The online experience featured minimal lag, even with a full 16-player match. There are plenty of multiplayer game types and options to configure, so as a host, you'll have more to specify and set past the map and fire-arms options. The lobby system is extremely similar to GRAW's, which means you can change your weapon class while in the lobby, and the host only changes things such as team members and game modes. If you're new to the GRAW scene, the four weapon classes include: Rifleman, Grenadier, Automatic Rifleman, and Marksman. A rifleman makes a player more solid with a rifle, and so on. A poor trend with Xbox Live games that GRAW2 has now joined, unfortunately, is a lack of a spectator mode after being taken out of the round. Hope you enjoy a ticking clock.

Also noteworthy is the fact that online players can now be critically injured instead of killed. This gives the opportunity to help a much needed but downed team-mate. But of course, a downed player can be shot by the opposing forces, effectively finishing them off. To avoid the whole dying situation altogether, players can now slide into a crouched position while running, whereas in GRAW this was only possible in the single player campaign. The graphics in multiplayer match the quality of the single-player game, which is something that GRAW didn't feature. The new levels make 16 players feel at home, or in other words, their pretty darn big. Maps come with several variables such as time of day and weather conditions as well.

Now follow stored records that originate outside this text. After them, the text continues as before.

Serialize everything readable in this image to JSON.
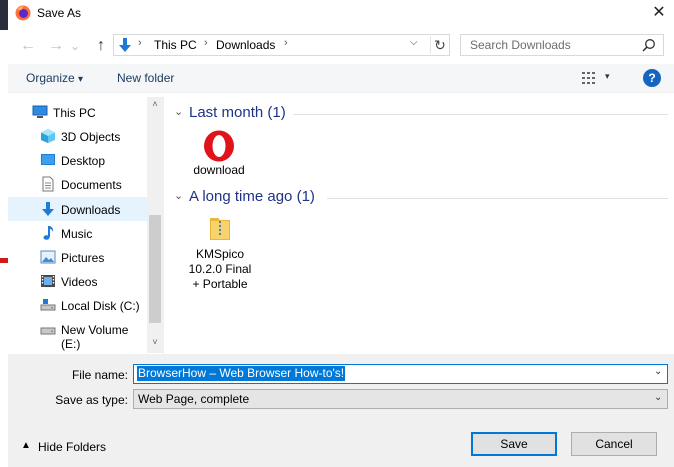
{
  "window": {
    "title": "Save As",
    "close_glyph": "✕"
  },
  "nav": {
    "back_glyph": "←",
    "forward_glyph": "→",
    "recent_glyph": "⌄",
    "up_glyph": "↑",
    "breadcrumb": [
      "This PC",
      "Downloads"
    ],
    "separator": "›",
    "refresh_glyph": "↻",
    "dropdown_glyph": "⌵",
    "search_placeholder": "Search Downloads"
  },
  "toolbar": {
    "organize": "Organize",
    "organize_caret": "▾",
    "new_folder": "New folder",
    "view_caret": "▾",
    "help": "?"
  },
  "sidebar": {
    "items": [
      {
        "label": "This PC",
        "icon": "monitor-icon"
      },
      {
        "label": "3D Objects",
        "icon": "cube-icon"
      },
      {
        "label": "Desktop",
        "icon": "desktop-icon"
      },
      {
        "label": "Documents",
        "icon": "document-icon"
      },
      {
        "label": "Downloads",
        "icon": "download-arrow-icon",
        "selected": true
      },
      {
        "label": "Music",
        "icon": "music-note-icon"
      },
      {
        "label": "Pictures",
        "icon": "picture-icon"
      },
      {
        "label": "Videos",
        "icon": "film-icon"
      },
      {
        "label": "Local Disk (C:)",
        "icon": "drive-icon"
      },
      {
        "label": "New Volume (E:)",
        "icon": "drive-icon"
      }
    ],
    "scroll_up_glyph": "˄",
    "scroll_down_glyph": "˅"
  },
  "groups": [
    {
      "header": "Last month (1)",
      "files": [
        {
          "label_lines": [
            "download"
          ],
          "icon": "opera-icon"
        }
      ]
    },
    {
      "header": "A long time ago (1)",
      "files": [
        {
          "label_lines": [
            "KMSpico",
            "10.2.0 Final",
            "+ Portable"
          ],
          "icon": "zip-folder-icon"
        }
      ]
    }
  ],
  "group_chevron": "⌄",
  "bottom": {
    "file_name_label": "File name:",
    "file_name_value": "BrowserHow – Web Browser How-to's!",
    "save_type_label": "Save as type:",
    "save_type_value": "Web Page, complete",
    "dropdown_glyph": "⌄",
    "hide_folders": "Hide Folders",
    "hide_arrow": "▲",
    "save": "Save",
    "cancel": "Cancel"
  },
  "colors": {
    "accent": "#0078d7",
    "link": "#1e3287",
    "help": "#1565c0",
    "selected_row": "#e5f3ff"
  }
}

GRAW2's biggest downfall is the fact that you'll be done the campaign in no time. But in light of that, everything else rocks. You'll still enjoy the single player campaign for what it offers, but the multiplayer portion is where you'll likely spend most of your time. Overall, GRAW 2's package looks, feels, sounds, and plays better than the first, so if you liked the first GRAW, checking out the sequel is a no-brainer.